*** Opening Given data ***

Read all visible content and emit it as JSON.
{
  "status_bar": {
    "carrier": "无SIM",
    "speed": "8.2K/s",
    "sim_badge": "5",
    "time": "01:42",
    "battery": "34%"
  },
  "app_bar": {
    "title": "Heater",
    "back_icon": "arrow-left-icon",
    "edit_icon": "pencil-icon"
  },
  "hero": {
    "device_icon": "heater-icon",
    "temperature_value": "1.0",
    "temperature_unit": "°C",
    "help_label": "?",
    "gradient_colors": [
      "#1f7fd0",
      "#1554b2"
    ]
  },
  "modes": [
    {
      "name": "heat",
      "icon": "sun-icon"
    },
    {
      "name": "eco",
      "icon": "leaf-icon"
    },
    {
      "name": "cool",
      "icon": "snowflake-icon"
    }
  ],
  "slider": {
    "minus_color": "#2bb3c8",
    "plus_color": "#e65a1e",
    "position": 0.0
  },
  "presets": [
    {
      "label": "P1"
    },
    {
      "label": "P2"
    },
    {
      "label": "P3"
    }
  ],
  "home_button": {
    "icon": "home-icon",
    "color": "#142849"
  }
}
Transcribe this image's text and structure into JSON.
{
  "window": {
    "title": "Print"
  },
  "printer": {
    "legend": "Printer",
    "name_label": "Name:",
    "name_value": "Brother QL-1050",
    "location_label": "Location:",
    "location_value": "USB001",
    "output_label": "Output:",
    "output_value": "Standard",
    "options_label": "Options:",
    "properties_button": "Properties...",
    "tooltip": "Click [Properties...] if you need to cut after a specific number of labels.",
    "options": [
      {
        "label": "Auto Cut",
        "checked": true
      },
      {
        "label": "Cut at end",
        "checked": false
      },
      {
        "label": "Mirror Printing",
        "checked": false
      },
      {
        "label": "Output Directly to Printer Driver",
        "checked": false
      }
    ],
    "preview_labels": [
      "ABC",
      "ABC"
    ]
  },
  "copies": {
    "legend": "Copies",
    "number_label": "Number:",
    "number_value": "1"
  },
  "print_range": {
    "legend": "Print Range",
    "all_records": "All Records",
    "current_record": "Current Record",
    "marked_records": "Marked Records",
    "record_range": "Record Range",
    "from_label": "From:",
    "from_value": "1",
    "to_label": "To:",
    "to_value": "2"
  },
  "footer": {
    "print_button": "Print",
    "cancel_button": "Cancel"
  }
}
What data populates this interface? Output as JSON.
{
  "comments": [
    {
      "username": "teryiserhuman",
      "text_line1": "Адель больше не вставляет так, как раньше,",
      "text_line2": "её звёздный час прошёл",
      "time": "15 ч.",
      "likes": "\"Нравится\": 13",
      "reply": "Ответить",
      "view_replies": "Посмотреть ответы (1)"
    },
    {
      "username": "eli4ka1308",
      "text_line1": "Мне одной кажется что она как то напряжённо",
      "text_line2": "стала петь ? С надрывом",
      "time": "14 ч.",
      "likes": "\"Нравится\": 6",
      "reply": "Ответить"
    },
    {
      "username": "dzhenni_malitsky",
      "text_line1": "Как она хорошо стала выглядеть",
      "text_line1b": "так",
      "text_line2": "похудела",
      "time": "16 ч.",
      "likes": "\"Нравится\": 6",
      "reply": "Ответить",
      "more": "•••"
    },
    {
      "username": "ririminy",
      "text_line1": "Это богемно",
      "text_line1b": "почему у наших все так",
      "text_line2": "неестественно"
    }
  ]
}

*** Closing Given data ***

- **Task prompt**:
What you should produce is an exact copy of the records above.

- **Solved exercise**:
Read all visible content and emit it as JSON.
{
  "status_bar": {
    "carrier": "无SIM",
    "speed": "8.2K/s",
    "sim_badge": "5",
    "time": "01:42",
    "battery": "34%"
  },
  "app_bar": {
    "title": "Heater",
    "back_icon": "arrow-left-icon",
    "edit_icon": "pencil-icon"
  },
  "hero": {
    "device_icon": "heater-icon",
    "temperature_value": "1.0",
    "temperature_unit": "°C",
    "help_label": "?",
    "gradient_colors": [
      "#1f7fd0",
      "#1554b2"
    ]
  },
  "modes": [
    {
      "name": "heat",
      "icon": "sun-icon"
    },
    {
      "name": "eco",
      "icon": "leaf-icon"
    },
    {
      "name": "cool",
      "icon": "snowflake-icon"
    }
  ],
  "slider": {
    "minus_color": "#2bb3c8",
    "plus_color": "#e65a1e",
    "position": 0.0
  },
  "presets": [
    {
      "label": "P1"
    },
    {
      "label": "P2"
    },
    {
      "label": "P3"
    }
  ],
  "home_button": {
    "icon": "home-icon",
    "color": "#142849"
  }
}
Transcribe this image's text and structure into JSON.
{
  "window": {
    "title": "Print"
  },
  "printer": {
    "legend": "Printer",
    "name_label": "Name:",
    "name_value": "Brother QL-1050",
    "location_label": "Location:",
    "location_value": "USB001",
    "output_label": "Output:",
    "output_value": "Standard",
    "options_label": "Options:",
    "properties_button": "Properties...",
    "tooltip": "Click [Properties...] if you need to cut after a specific number of labels.",
    "options": [
      {
        "label": "Auto Cut",
        "checked": true
      },
      {
        "label": "Cut at end",
        "checked": false
      },
      {
        "label": "Mirror Printing",
        "checked": false
      },
      {
        "label": "Output Directly to Printer Driver",
        "checked": false
      }
    ],
    "preview_labels": [
      "ABC",
      "ABC"
    ]
  },
  "copies": {
    "legend": "Copies",
    "number_label": "Number:",
    "number_value": "1"
  },
  "print_range": {
    "legend": "Print Range",
    "all_records": "All Records",
    "current_record": "Current Record",
    "marked_records": "Marked Records",
    "record_range": "Record Range",
    "from_label": "From:",
    "from_value": "1",
    "to_label": "To:",
    "to_value": "2"
  },
  "footer": {
    "print_button": "Print",
    "cancel_button": "Cancel"
  }
}
What data populates this interface? Output as JSON.
{
  "comments": [
    {
      "username": "teryiserhuman",
      "text_line1": "Адель больше не вставляет так, как раньше,",
      "text_line2": "её звёздный час прошёл",
      "time": "15 ч.",
      "likes": "\"Нравится\": 13",
      "reply": "Ответить",
      "view_replies": "Посмотреть ответы (1)"
    },
    {
      "username": "eli4ka1308",
      "text_line1": "Мне одной кажется что она как то напряжённо",
      "text_line2": "стала петь ? С надрывом",
      "time": "14 ч.",
      "likes": "\"Нравится\": 6",
      "reply": "Ответить"
    },
    {
      "username": "dzhenni_malitsky",
      "text_line1": "Как она хорошо стала выглядеть",
      "text_line1b": "так",
      "text_line2": "похудела",
      "time": "16 ч.",
      "likes": "\"Нравится\": 6",
      "reply": "Ответить",
      "more": "•••"
    },
    {
      "username": "ririminy",
      "text_line1": "Это богемно",
      "text_line1b": "почему у наших все так",
      "text_line2": "неестественно"
    }
  ]
}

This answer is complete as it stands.